Excerpts from an interface dataset:
-=-=-=-=-

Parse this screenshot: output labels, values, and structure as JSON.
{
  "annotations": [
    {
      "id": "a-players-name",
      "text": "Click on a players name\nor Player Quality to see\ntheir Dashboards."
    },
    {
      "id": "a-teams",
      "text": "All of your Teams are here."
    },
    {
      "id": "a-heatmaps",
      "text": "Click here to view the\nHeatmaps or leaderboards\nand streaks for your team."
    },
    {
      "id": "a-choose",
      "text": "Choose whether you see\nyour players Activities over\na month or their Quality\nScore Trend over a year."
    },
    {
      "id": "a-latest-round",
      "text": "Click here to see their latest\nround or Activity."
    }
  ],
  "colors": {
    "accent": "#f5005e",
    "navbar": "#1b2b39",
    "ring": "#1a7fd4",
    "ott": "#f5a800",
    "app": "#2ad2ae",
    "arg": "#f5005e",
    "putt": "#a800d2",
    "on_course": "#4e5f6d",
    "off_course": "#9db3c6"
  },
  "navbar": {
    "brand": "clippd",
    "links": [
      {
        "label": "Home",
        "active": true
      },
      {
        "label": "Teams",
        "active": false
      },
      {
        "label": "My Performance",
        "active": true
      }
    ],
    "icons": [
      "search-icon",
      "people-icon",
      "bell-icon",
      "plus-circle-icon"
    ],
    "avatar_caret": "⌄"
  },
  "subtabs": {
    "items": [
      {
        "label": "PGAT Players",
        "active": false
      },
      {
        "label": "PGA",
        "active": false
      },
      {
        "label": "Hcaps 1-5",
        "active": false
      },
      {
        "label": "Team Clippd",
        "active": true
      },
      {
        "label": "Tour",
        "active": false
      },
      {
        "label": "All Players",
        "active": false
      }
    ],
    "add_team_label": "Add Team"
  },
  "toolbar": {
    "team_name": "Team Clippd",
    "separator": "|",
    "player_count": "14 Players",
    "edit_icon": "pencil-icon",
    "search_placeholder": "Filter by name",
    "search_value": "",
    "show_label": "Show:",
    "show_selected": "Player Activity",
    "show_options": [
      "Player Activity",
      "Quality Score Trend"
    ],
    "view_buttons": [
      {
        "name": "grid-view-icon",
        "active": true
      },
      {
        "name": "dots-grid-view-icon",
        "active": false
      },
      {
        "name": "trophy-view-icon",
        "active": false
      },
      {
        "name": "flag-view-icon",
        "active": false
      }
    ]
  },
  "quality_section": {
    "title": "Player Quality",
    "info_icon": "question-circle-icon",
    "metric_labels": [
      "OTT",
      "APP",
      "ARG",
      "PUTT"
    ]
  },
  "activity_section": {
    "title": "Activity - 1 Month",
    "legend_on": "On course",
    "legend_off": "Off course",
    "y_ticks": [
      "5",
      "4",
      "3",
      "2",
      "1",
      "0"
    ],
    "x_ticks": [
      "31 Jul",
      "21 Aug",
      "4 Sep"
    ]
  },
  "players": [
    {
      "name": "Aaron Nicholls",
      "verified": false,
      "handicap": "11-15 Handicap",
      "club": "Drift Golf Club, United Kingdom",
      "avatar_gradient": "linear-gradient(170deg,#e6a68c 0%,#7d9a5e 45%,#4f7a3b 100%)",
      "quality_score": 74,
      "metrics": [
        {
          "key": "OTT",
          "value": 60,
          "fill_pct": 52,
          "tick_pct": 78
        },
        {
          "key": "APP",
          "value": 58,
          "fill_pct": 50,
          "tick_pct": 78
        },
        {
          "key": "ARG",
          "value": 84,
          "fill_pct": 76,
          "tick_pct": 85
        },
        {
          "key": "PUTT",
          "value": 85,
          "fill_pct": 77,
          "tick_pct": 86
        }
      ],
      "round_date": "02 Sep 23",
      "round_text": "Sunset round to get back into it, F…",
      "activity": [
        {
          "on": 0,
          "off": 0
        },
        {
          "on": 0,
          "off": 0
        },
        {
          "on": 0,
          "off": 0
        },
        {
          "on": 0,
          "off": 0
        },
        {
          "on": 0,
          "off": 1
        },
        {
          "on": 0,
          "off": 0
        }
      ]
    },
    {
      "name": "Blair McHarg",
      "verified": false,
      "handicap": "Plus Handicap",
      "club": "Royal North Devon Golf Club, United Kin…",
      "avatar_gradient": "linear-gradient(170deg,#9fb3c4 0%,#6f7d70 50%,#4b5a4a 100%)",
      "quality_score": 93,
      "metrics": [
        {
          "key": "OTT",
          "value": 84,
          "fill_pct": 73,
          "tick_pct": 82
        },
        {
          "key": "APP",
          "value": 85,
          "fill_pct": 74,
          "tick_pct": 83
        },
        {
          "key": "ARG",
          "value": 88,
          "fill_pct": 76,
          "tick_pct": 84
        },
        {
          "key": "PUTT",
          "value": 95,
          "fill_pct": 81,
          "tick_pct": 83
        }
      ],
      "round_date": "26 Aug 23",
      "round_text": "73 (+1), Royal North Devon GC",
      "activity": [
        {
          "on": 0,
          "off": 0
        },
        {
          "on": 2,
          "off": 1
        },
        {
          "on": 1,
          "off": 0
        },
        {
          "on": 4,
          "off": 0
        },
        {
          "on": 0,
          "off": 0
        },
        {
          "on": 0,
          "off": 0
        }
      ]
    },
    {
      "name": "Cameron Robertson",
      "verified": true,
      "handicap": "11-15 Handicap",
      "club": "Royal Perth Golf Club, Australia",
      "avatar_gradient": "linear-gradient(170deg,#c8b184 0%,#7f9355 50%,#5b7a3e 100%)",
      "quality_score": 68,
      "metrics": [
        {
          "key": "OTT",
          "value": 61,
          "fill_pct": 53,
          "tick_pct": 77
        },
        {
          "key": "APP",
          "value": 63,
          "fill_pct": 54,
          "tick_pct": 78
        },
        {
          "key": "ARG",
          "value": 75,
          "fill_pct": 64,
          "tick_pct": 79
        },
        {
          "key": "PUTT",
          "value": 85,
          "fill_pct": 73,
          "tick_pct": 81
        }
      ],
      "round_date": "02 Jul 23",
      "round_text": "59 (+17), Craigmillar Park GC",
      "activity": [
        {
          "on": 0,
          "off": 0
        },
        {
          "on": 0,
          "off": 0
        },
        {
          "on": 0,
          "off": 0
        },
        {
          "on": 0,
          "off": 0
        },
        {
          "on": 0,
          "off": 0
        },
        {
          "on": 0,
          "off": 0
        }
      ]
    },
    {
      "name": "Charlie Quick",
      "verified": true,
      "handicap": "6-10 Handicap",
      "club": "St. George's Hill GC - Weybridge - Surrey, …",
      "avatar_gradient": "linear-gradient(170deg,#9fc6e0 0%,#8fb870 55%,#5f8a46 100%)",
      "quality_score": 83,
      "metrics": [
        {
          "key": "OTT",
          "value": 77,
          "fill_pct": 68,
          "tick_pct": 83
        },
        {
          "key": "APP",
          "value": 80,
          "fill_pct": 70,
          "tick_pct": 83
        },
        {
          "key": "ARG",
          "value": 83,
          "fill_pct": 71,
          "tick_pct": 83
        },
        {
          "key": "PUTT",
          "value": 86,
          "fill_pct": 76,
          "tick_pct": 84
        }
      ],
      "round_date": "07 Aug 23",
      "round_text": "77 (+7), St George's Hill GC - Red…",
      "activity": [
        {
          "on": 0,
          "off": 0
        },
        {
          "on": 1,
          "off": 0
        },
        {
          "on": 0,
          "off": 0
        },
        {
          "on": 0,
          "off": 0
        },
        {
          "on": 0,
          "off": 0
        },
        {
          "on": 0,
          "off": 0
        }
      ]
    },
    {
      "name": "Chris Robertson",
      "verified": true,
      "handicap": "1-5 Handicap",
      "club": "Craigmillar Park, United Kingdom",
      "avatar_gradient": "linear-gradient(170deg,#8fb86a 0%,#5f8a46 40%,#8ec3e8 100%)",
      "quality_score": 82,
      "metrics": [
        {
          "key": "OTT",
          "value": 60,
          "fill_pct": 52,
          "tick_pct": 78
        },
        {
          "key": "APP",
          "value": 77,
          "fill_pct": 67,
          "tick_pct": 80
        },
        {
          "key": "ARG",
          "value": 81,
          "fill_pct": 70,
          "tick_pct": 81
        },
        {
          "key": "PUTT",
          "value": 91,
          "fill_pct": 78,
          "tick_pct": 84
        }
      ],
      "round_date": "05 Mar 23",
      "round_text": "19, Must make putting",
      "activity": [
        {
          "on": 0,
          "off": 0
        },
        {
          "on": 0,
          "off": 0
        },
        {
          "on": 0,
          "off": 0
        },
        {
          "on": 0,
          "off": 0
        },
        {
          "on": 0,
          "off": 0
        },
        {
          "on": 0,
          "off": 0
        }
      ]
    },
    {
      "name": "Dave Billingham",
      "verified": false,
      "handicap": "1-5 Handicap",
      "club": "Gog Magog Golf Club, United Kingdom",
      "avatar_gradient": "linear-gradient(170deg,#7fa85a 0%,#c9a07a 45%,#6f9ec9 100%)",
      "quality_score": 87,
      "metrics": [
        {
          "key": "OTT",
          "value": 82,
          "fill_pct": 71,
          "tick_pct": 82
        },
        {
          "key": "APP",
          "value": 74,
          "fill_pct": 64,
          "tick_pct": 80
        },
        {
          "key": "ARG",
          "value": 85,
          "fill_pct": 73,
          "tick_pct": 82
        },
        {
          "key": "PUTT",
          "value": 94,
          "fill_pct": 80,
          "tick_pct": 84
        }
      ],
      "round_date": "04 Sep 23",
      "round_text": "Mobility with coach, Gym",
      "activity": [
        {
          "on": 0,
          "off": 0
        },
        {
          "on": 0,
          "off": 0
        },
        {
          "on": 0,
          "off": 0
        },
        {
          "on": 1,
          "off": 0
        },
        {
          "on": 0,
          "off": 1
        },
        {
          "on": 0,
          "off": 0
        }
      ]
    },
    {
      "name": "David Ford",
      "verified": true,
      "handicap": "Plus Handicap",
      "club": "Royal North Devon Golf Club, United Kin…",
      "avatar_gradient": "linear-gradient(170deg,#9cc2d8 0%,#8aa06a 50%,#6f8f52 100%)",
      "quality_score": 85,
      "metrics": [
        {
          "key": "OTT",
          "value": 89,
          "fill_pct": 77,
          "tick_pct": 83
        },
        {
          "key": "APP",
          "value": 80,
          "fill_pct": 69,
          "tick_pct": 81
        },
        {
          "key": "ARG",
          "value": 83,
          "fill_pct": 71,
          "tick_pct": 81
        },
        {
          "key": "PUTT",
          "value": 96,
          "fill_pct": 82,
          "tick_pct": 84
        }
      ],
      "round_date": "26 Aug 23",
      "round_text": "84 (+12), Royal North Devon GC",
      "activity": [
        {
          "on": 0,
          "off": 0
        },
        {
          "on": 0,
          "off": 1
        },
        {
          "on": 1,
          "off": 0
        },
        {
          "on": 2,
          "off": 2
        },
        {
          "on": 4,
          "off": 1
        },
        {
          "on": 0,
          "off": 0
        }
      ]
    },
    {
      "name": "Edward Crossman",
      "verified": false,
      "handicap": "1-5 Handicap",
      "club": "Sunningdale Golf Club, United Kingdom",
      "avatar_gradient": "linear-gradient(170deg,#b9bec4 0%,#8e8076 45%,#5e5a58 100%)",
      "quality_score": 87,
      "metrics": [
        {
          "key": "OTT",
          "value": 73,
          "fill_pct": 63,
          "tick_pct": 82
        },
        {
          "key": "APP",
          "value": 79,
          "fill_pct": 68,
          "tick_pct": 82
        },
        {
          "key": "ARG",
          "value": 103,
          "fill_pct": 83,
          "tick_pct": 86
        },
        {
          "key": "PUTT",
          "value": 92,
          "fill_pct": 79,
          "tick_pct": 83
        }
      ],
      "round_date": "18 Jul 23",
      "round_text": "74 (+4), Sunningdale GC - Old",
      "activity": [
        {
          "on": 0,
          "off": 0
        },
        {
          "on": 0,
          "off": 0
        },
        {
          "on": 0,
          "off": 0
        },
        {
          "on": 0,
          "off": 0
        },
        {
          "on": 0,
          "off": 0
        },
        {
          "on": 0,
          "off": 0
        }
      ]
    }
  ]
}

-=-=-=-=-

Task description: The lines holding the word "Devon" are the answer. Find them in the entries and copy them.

Task response:
      "club": "Royal North Devon Golf Club, United Kin…",
      "round_text": "73 (+1), Royal North Devon GC",
      "club": "Royal North Devon Golf Club, United Kin…",
      "round_text": "84 (+12), Royal North Devon GC",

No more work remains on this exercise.